** Opening RECORDS FOR THIS EXERCISE block **

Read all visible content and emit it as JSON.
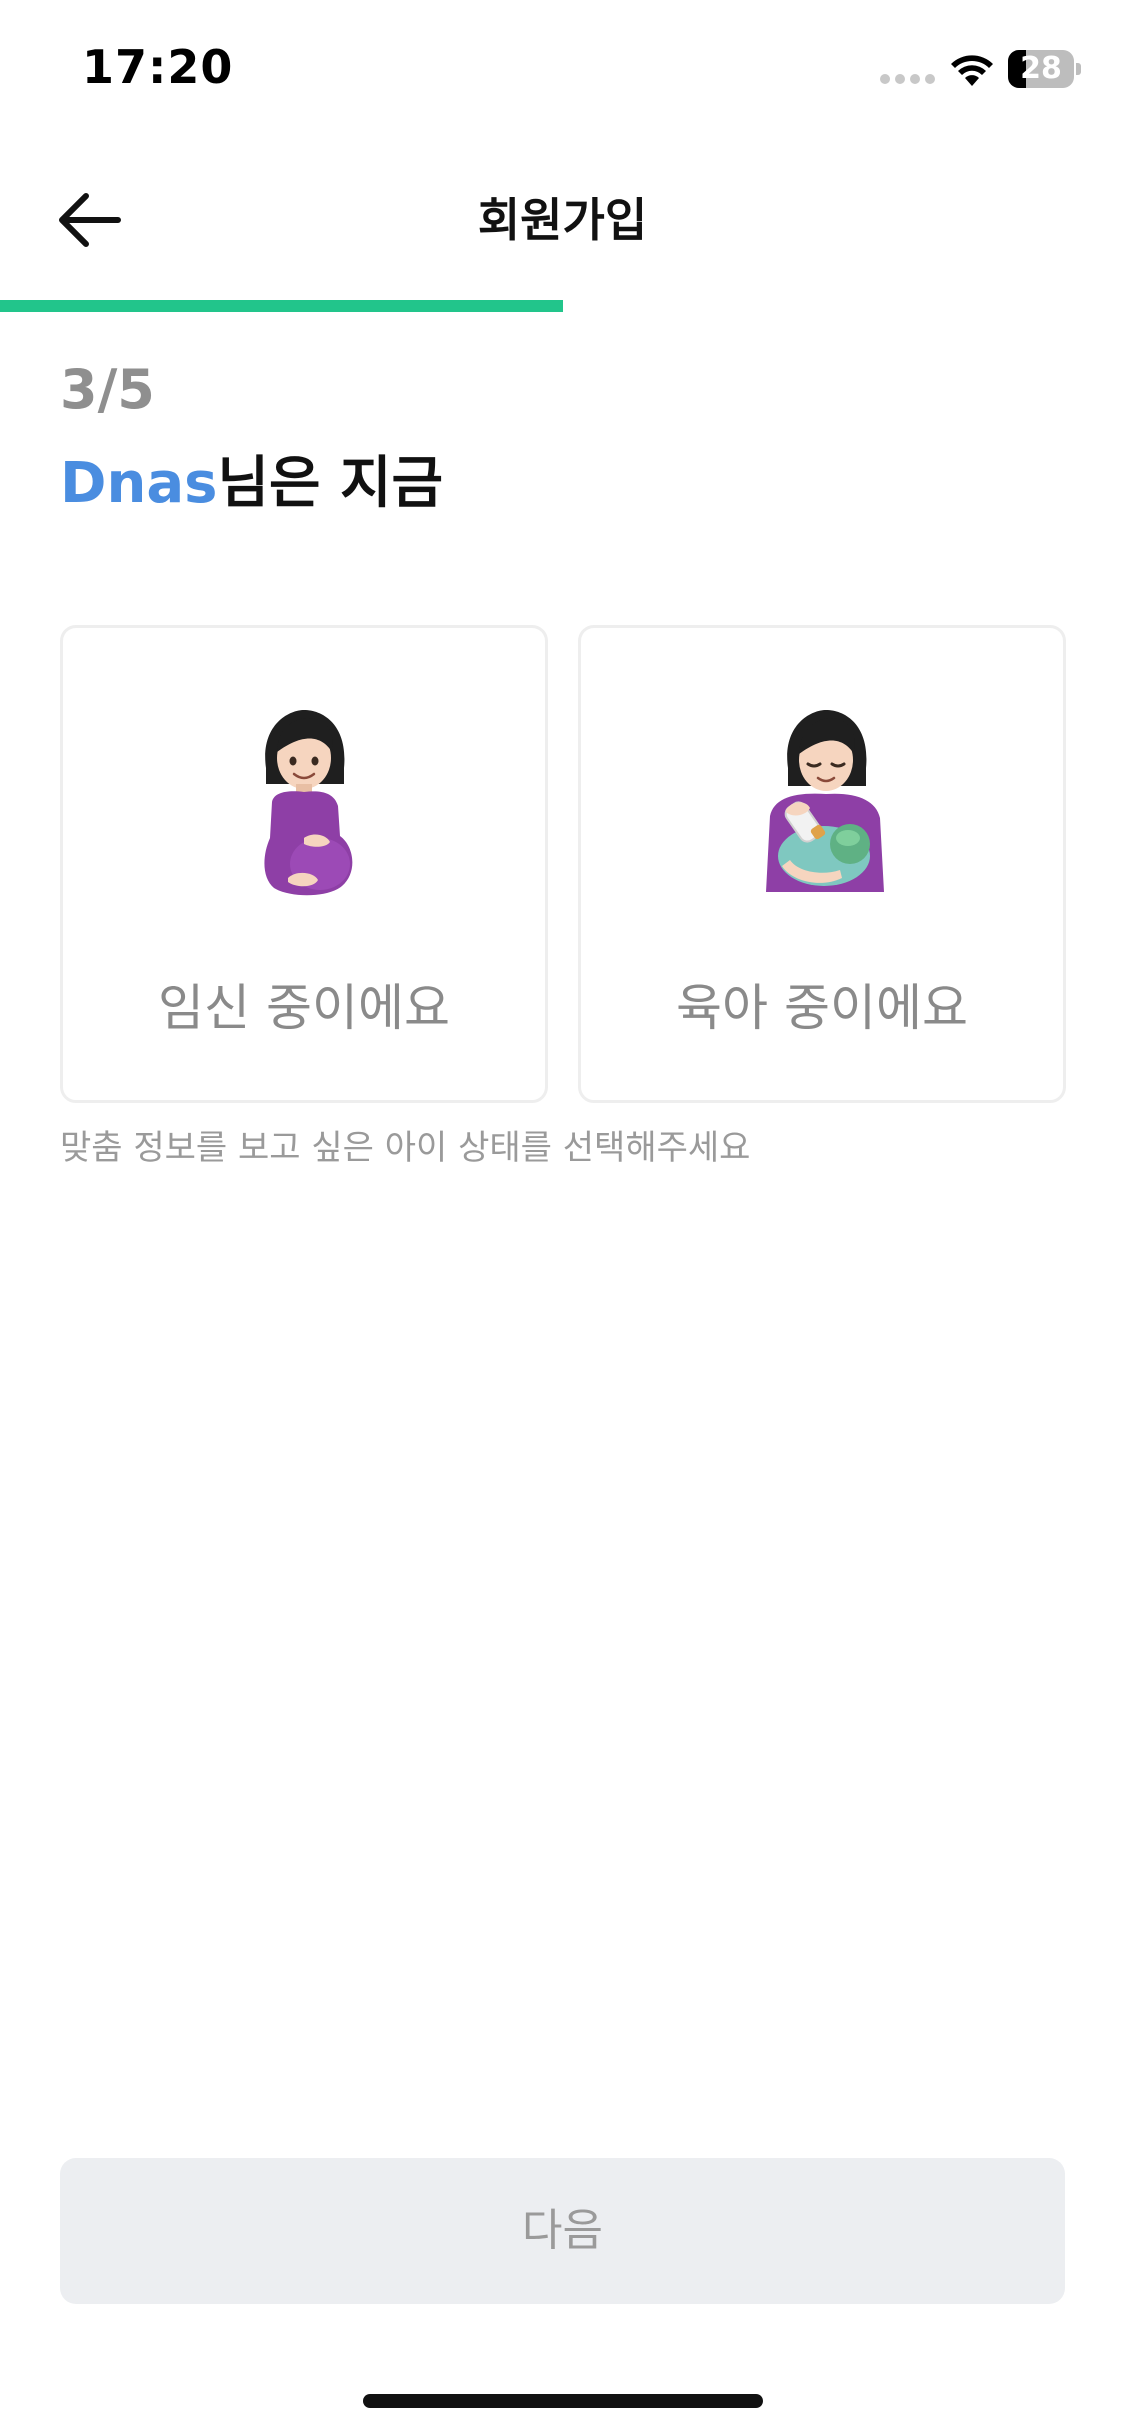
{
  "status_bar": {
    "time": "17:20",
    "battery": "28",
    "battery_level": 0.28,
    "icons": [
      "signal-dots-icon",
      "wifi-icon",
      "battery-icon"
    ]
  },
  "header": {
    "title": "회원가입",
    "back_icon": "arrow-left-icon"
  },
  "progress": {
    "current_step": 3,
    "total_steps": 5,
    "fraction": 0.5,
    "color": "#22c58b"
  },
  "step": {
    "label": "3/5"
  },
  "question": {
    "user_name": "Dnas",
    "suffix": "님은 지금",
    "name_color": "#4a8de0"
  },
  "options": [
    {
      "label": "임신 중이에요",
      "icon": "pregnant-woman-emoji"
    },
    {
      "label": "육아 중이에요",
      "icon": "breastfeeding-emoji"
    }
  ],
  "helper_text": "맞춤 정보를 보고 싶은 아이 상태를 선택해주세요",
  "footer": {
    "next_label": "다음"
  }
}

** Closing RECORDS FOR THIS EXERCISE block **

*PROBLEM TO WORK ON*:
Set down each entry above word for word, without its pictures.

*RESULT OF THIS EXERCISE*:
Read all visible content and emit it as JSON.
{
  "status_bar": {
    "time": "17:20",
    "battery": "28",
    "battery_level": 0.28,
    "icons": [
      "signal-dots-icon",
      "wifi-icon",
      "battery-icon"
    ]
  },
  "header": {
    "title": "회원가입",
    "back_icon": "arrow-left-icon"
  },
  "progress": {
    "current_step": 3,
    "total_steps": 5,
    "fraction": 0.5,
    "color": "#22c58b"
  },
  "step": {
    "label": "3/5"
  },
  "question": {
    "user_name": "Dnas",
    "suffix": "님은 지금",
    "name_color": "#4a8de0"
  },
  "options": [
    {
      "label": "임신 중이에요",
      "icon": "pregnant-woman-emoji"
    },
    {
      "label": "육아 중이에요",
      "icon": "breastfeeding-emoji"
    }
  ],
  "helper_text": "맞춤 정보를 보고 싶은 아이 상태를 선택해주세요",
  "footer": {
    "next_label": "다음"
  }
}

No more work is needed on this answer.